Online home, garden and DIY retailer vidaXL continues to grow rapidly in a highly competitive market. This makes customer-centric, data-driven optimisation critical across all of the brand’s ecommerce sites, which serve around 3 million customers each year.
Online home, garden and DIY retailer
Operating in 29 countries
Head office in Venlo, Netherlands
Founded in 2006
Improve performance and delight users
Established a research-driven user experience strategy
Began conducting between three and five A/B tests per week
Increased returning visitors’ conversion rate by 10%
Boosted number of returning visitors by 18%
To understand consumers’ behaviour on vidaXL’s websites and make informed decisions about site improvements, the company hired a conversion rate optimisation specialist and then assembled a dedicated team to focus on site optimisations. The team began A/B testing and now runs between three and five tests per week. In addition, they employ user tests, heat maps and session recordings in the testing strategy.
As their very first test, vidaXL experimented with removing the shipping cost calculator from the product page of the Australian site. This resulted in a 40% increase in products being added to the cart. Bolstered by early results such as these, vidaXL doubled down on further improvements, partnering with Google to gather insights on further hypotheses to validate. Here are a few examples.
“This allows us to always be on top of our customer’s behaviour, their needs and frustration points.”
– Esther van der Kaaij, Webshop Manager, vidaXL
vidaXL started with a very straightforward change that perfectly illustrates how small changes can have significant results. On the product detail page, the add-to-cart button was enlarged to reach the full width of the page. This size increase led to a 6% increase in products being added to the cart. The results were particularly significant on mobile, demonstrating that size really does matter on smaller screens.
In a test that was conducted based upon industry best practise and advice, vidaXL saw some surprising results on their German website with regards to password input. The second password field was removed and replaced with an option to show or hide the password in the first input field instead. This change led to a significant drop in the amount of customers moving to the second step in the checkout funnel (2%).
Search term test
Allowing customers to remove a search keyword by displaying an “X” next to the search term led to a 2.5% decrease in exit rate and a 4% increase in visits to a product page. This change made it easier for customers to see the full range within a category whilst performing a search, without having to switch their navigation strategy from search to category browsing.
vidaXL’s use of A/B testing doesn’t begin and end with tweaking the user experience, however. In fact it’s the basis for gathering evidence to build business cases and allocate resources for major new projects affecting the entire user interface and overall online experience.

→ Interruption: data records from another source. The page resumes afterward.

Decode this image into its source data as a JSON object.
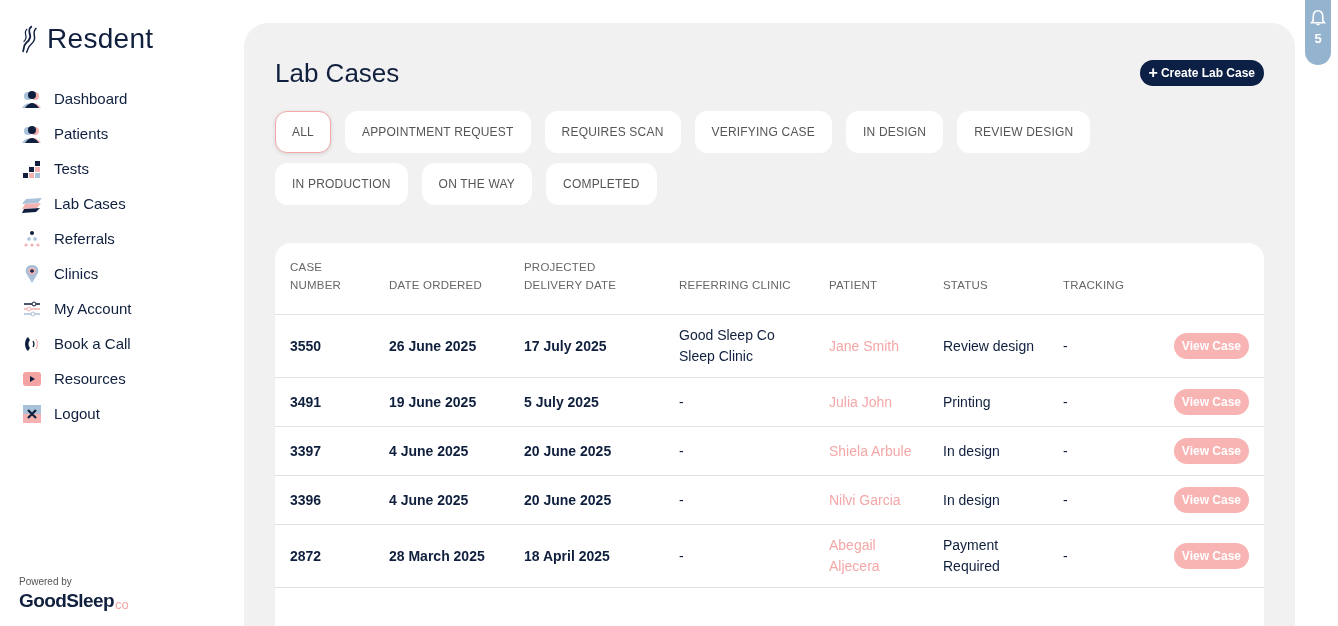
{
  "brand": {
    "name": "Resdent"
  },
  "sidebar": {
    "items": [
      {
        "label": "Dashboard"
      },
      {
        "label": "Patients"
      },
      {
        "label": "Tests"
      },
      {
        "label": "Lab Cases"
      },
      {
        "label": "Referrals"
      },
      {
        "label": "Clinics"
      },
      {
        "label": "My Account"
      },
      {
        "label": "Book a Call"
      },
      {
        "label": "Resources"
      },
      {
        "label": "Logout"
      }
    ],
    "footer": {
      "powered_by": "Powered by",
      "logo_main": "GoodSleep",
      "logo_suffix": "co"
    }
  },
  "notifications": {
    "count": "5"
  },
  "page": {
    "title": "Lab Cases",
    "create_button": "Create Lab Case",
    "create_icon": "+"
  },
  "filters": [
    {
      "label": "ALL",
      "selected": true
    },
    {
      "label": "APPOINTMENT REQUEST",
      "selected": false
    },
    {
      "label": "REQUIRES SCAN",
      "selected": false
    },
    {
      "label": "VERIFYING CASE",
      "selected": false
    },
    {
      "label": "IN DESIGN",
      "selected": false
    },
    {
      "label": "REVIEW DESIGN",
      "selected": false
    },
    {
      "label": "IN PRODUCTION",
      "selected": false
    },
    {
      "label": "ON THE WAY",
      "selected": false
    },
    {
      "label": "COMPLETED",
      "selected": false
    }
  ],
  "table": {
    "columns": [
      "CASE NUMBER",
      "DATE ORDERED",
      "PROJECTED DELIVERY DATE",
      "REFERRING CLINIC",
      "PATIENT",
      "STATUS",
      "TRACKING"
    ],
    "rows": [
      {
        "case_number": "3550",
        "date_ordered": "26 June 2025",
        "projected_delivery": "17 July 2025",
        "referring_clinic": "Good Sleep Co Sleep Clinic",
        "patient": "Jane Smith",
        "status": "Review design",
        "tracking": "-",
        "action": "View Case"
      },
      {
        "case_number": "3491",
        "date_ordered": "19 June 2025",
        "projected_delivery": "5 July 2025",
        "referring_clinic": "-",
        "patient": "Julia John",
        "status": "Printing",
        "tracking": "-",
        "action": "View Case"
      },
      {
        "case_number": "3397",
        "date_ordered": "4 June 2025",
        "projected_delivery": "20 June 2025",
        "referring_clinic": "-",
        "patient": "Shiela Arbule",
        "status": "In design",
        "tracking": "-",
        "action": "View Case"
      },
      {
        "case_number": "3396",
        "date_ordered": "4 June 2025",
        "projected_delivery": "20 June 2025",
        "referring_clinic": "-",
        "patient": "Nilvi Garcia",
        "status": "In design",
        "tracking": "-",
        "action": "View Case"
      },
      {
        "case_number": "2872",
        "date_ordered": "28 March 2025",
        "projected_delivery": "18 April 2025",
        "referring_clinic": "-",
        "patient": "Abegail Aljecera",
        "status": "Payment Required",
        "tracking": "-",
        "action": "View Case"
      }
    ]
  }
}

For instance, as a pure online player vidaXL is continuously improving delivery processes. However, implementing a new channel for order fulfilment is costly and time consuming. So instead of implementing parcel shop deliveries in a number of countries at once, vidaXL conducted a test on their French and German sites, offering the option for parcel shop delivery and adding a popup explaining why the feature wasn’t live yet. Based upon customers’ checkout behaviour, the team estimated that return on investment would take 10 times longer in the one country than the other.
Today, testing is firmly built into vidaXL way of doing business. With the conversion rate for returning visitors having increased by 10% and the number of returning visitors up by 18% year over year, the test-and-learn approach is clearly paying off. Optimising for conversion rate and user experience has laid a solid foundation for future developments, such as a new online shop built on progressive web app (PWA) technology.